[Data records for software interfaces]

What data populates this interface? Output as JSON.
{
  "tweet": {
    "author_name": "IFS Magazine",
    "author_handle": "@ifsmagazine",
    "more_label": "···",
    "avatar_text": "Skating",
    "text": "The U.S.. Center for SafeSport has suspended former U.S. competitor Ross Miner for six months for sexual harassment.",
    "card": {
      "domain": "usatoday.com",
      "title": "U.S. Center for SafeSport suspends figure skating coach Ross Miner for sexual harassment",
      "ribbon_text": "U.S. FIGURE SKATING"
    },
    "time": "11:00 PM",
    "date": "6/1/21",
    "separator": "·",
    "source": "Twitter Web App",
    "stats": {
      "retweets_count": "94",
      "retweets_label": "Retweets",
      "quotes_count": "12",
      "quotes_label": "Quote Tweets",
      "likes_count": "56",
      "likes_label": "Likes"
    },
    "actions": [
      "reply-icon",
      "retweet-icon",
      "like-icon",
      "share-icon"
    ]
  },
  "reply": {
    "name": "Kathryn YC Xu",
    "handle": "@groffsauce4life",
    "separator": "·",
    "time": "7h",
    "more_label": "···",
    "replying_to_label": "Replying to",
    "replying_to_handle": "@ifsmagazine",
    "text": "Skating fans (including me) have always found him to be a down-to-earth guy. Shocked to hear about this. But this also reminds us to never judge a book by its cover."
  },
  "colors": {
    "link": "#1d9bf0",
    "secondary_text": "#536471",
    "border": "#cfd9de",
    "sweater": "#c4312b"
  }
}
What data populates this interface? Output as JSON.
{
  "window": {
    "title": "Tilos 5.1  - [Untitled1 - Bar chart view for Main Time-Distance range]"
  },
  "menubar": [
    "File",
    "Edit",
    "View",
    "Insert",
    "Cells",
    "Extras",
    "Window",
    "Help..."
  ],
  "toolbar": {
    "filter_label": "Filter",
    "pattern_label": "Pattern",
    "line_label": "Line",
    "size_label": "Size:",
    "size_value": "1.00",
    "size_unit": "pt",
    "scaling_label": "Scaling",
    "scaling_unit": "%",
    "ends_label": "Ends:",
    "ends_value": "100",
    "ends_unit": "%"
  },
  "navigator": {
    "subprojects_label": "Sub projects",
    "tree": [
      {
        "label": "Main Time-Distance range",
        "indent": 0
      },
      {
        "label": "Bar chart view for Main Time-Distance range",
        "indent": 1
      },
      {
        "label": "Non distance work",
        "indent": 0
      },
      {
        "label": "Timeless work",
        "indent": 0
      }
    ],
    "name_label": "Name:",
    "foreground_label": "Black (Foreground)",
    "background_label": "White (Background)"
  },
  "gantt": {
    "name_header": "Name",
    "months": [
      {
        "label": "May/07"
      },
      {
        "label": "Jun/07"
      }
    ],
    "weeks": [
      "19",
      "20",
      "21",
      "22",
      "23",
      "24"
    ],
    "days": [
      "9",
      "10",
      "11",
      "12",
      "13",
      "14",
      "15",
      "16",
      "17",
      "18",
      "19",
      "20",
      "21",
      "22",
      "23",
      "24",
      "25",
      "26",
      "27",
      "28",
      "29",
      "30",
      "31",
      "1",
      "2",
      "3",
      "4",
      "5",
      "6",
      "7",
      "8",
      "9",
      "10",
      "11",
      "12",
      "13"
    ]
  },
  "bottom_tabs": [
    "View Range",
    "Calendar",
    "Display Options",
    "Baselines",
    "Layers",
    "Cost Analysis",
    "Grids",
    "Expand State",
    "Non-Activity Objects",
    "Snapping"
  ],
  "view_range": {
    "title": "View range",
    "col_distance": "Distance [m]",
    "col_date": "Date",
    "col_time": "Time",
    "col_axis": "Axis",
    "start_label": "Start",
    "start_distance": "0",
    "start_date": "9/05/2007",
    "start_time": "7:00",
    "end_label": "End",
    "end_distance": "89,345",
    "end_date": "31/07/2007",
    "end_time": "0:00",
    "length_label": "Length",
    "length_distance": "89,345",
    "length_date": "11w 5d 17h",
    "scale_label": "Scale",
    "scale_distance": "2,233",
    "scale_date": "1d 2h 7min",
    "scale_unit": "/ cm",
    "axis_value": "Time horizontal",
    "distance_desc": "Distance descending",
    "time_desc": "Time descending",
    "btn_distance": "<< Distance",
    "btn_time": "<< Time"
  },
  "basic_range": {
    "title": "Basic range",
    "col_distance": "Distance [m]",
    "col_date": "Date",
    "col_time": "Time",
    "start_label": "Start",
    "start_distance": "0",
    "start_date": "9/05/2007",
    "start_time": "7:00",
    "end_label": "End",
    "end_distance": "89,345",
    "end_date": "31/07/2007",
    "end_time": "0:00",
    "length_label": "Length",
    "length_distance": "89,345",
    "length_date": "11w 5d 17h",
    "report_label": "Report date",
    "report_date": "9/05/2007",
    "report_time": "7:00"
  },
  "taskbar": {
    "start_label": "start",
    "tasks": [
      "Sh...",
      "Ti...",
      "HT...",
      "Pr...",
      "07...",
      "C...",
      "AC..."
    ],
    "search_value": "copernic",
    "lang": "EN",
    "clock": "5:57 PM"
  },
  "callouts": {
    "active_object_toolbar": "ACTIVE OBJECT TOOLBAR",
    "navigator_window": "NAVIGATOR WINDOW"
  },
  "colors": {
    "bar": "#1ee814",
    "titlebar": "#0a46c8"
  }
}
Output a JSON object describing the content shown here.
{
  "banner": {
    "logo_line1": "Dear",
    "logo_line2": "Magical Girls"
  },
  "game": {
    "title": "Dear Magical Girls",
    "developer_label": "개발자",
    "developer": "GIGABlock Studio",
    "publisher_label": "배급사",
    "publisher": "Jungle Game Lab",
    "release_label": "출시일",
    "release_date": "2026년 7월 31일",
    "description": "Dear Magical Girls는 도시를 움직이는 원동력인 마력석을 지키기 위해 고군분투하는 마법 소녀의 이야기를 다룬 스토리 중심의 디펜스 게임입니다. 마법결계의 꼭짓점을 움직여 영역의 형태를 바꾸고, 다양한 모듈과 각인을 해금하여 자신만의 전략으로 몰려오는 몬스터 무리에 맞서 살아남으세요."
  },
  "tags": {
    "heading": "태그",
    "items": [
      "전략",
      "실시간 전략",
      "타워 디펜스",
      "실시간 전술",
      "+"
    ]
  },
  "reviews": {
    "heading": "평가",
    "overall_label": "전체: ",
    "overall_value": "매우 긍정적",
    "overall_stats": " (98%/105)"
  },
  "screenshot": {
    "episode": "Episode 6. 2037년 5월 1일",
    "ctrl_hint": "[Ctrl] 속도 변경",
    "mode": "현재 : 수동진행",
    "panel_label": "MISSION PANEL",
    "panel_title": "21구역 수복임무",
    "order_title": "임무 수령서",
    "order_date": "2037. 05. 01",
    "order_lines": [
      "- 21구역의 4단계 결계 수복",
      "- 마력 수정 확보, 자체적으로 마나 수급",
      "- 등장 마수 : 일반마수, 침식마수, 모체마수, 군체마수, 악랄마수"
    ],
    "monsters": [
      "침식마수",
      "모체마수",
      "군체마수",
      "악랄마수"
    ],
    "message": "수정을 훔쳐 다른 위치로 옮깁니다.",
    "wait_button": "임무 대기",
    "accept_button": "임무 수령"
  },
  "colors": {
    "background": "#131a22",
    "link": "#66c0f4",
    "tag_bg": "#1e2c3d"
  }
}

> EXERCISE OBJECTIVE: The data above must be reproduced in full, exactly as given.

> ANSWER TO THE PROBLEM:
What data populates this interface? Output as JSON.
{
  "tweet": {
    "author_name": "IFS Magazine",
    "author_handle": "@ifsmagazine",
    "more_label": "···",
    "avatar_text": "Skating",
    "text": "The U.S.. Center for SafeSport has suspended former U.S. competitor Ross Miner for six months for sexual harassment.",
    "card": {
      "domain": "usatoday.com",
      "title": "U.S. Center for SafeSport suspends figure skating coach Ross Miner for sexual harassment",
      "ribbon_text": "U.S. FIGURE SKATING"
    },
    "time": "11:00 PM",
    "date": "6/1/21",
    "separator": "·",
    "source": "Twitter Web App",
    "stats": {
      "retweets_count": "94",
      "retweets_label": "Retweets",
      "quotes_count": "12",
      "quotes_label": "Quote Tweets",
      "likes_count": "56",
      "likes_label": "Likes"
    },
    "actions": [
      "reply-icon",
      "retweet-icon",
      "like-icon",
      "share-icon"
    ]
  },
  "reply": {
    "name": "Kathryn YC Xu",
    "handle": "@groffsauce4life",
    "separator": "·",
    "time": "7h",
    "more_label": "···",
    "replying_to_label": "Replying to",
    "replying_to_handle": "@ifsmagazine",
    "text": "Skating fans (including me) have always found him to be a down-to-earth guy. Shocked to hear about this. But this also reminds us to never judge a book by its cover."
  },
  "colors": {
    "link": "#1d9bf0",
    "secondary_text": "#536471",
    "border": "#cfd9de",
    "sweater": "#c4312b"
  }
}
What data populates this interface? Output as JSON.
{
  "window": {
    "title": "Tilos 5.1  - [Untitled1 - Bar chart view for Main Time-Distance range]"
  },
  "menubar": [
    "File",
    "Edit",
    "View",
    "Insert",
    "Cells",
    "Extras",
    "Window",
    "Help..."
  ],
  "toolbar": {
    "filter_label": "Filter",
    "pattern_label": "Pattern",
    "line_label": "Line",
    "size_label": "Size:",
    "size_value": "1.00",
    "size_unit": "pt",
    "scaling_label": "Scaling",
    "scaling_unit": "%",
    "ends_label": "Ends:",
    "ends_value": "100",
    "ends_unit": "%"
  },
  "navigator": {
    "subprojects_label": "Sub projects",
    "tree": [
      {
        "label": "Main Time-Distance range",
        "indent": 0
      },
      {
        "label": "Bar chart view for Main Time-Distance range",
        "indent": 1
      },
      {
        "label": "Non distance work",
        "indent": 0
      },
      {
        "label": "Timeless work",
        "indent": 0
      }
    ],
    "name_label": "Name:",
    "foreground_label": "Black (Foreground)",
    "background_label": "White (Background)"
  },
  "gantt": {
    "name_header": "Name",
    "months": [
      {
        "label": "May/07"
      },
      {
        "label": "Jun/07"
      }
    ],
    "weeks": [
      "19",
      "20",
      "21",
      "22",
      "23",
      "24"
    ],
    "days": [
      "9",
      "10",
      "11",
      "12",
      "13",
      "14",
      "15",
      "16",
      "17",
      "18",
      "19",
      "20",
      "21",
      "22",
      "23",
      "24",
      "25",
      "26",
      "27",
      "28",
      "29",
      "30",
      "31",
      "1",
      "2",
      "3",
      "4",
      "5",
      "6",
      "7",
      "8",
      "9",
      "10",
      "11",
      "12",
      "13"
    ]
  },
  "bottom_tabs": [
    "View Range",
    "Calendar",
    "Display Options",
    "Baselines",
    "Layers",
    "Cost Analysis",
    "Grids",
    "Expand State",
    "Non-Activity Objects",
    "Snapping"
  ],
  "view_range": {
    "title": "View range",
    "col_distance": "Distance [m]",
    "col_date": "Date",
    "col_time": "Time",
    "col_axis": "Axis",
    "start_label": "Start",
    "start_distance": "0",
    "start_date": "9/05/2007",
    "start_time": "7:00",
    "end_label": "End",
    "end_distance": "89,345",
    "end_date": "31/07/2007",
    "end_time": "0:00",
    "length_label": "Length",
    "length_distance": "89,345",
    "length_date": "11w 5d 17h",
    "scale_label": "Scale",
    "scale_distance": "2,233",
    "scale_date": "1d 2h 7min",
    "scale_unit": "/ cm",
    "axis_value": "Time horizontal",
    "distance_desc": "Distance descending",
    "time_desc": "Time descending",
    "btn_distance": "<< Distance",
    "btn_time": "<< Time"
  },
  "basic_range": {
    "title": "Basic range",
    "col_distance": "Distance [m]",
    "col_date": "Date",
    "col_time": "Time",
    "start_label": "Start",
    "start_distance": "0",
    "start_date": "9/05/2007",
    "start_time": "7:00",
    "end_label": "End",
    "end_distance": "89,345",
    "end_date": "31/07/2007",
    "end_time": "0:00",
    "length_label": "Length",
    "length_distance": "89,345",
    "length_date": "11w 5d 17h",
    "report_label": "Report date",
    "report_date": "9/05/2007",
    "report_time": "7:00"
  },
  "taskbar": {
    "start_label": "start",
    "tasks": [
      "Sh...",
      "Ti...",
      "HT...",
      "Pr...",
      "07...",
      "C...",
      "AC..."
    ],
    "search_value": "copernic",
    "lang": "EN",
    "clock": "5:57 PM"
  },
  "callouts": {
    "active_object_toolbar": "ACTIVE OBJECT TOOLBAR",
    "navigator_window": "NAVIGATOR WINDOW"
  },
  "colors": {
    "bar": "#1ee814",
    "titlebar": "#0a46c8"
  }
}
Output a JSON object describing the content shown here.
{
  "banner": {
    "logo_line1": "Dear",
    "logo_line2": "Magical Girls"
  },
  "game": {
    "title": "Dear Magical Girls",
    "developer_label": "개발자",
    "developer": "GIGABlock Studio",
    "publisher_label": "배급사",
    "publisher": "Jungle Game Lab",
    "release_label": "출시일",
    "release_date": "2026년 7월 31일",
    "description": "Dear Magical Girls는 도시를 움직이는 원동력인 마력석을 지키기 위해 고군분투하는 마법 소녀의 이야기를 다룬 스토리 중심의 디펜스 게임입니다. 마법결계의 꼭짓점을 움직여 영역의 형태를 바꾸고, 다양한 모듈과 각인을 해금하여 자신만의 전략으로 몰려오는 몬스터 무리에 맞서 살아남으세요."
  },
  "tags": {
    "heading": "태그",
    "items": [
      "전략",
      "실시간 전략",
      "타워 디펜스",
      "실시간 전술",
      "+"
    ]
  },
  "reviews": {
    "heading": "평가",
    "overall_label": "전체: ",
    "overall_value": "매우 긍정적",
    "overall_stats": " (98%/105)"
  },
  "screenshot": {
    "episode": "Episode 6. 2037년 5월 1일",
    "ctrl_hint": "[Ctrl] 속도 변경",
    "mode": "현재 : 수동진행",
    "panel_label": "MISSION PANEL",
    "panel_title": "21구역 수복임무",
    "order_title": "임무 수령서",
    "order_date": "2037. 05. 01",
    "order_lines": [
      "- 21구역의 4단계 결계 수복",
      "- 마력 수정 확보, 자체적으로 마나 수급",
      "- 등장 마수 : 일반마수, 침식마수, 모체마수, 군체마수, 악랄마수"
    ],
    "monsters": [
      "침식마수",
      "모체마수",
      "군체마수",
      "악랄마수"
    ],
    "message": "수정을 훔쳐 다른 위치로 옮깁니다.",
    "wait_button": "임무 대기",
    "accept_button": "임무 수령"
  },
  "colors": {
    "background": "#131a22",
    "link": "#66c0f4",
    "tag_bg": "#1e2c3d"
  }
}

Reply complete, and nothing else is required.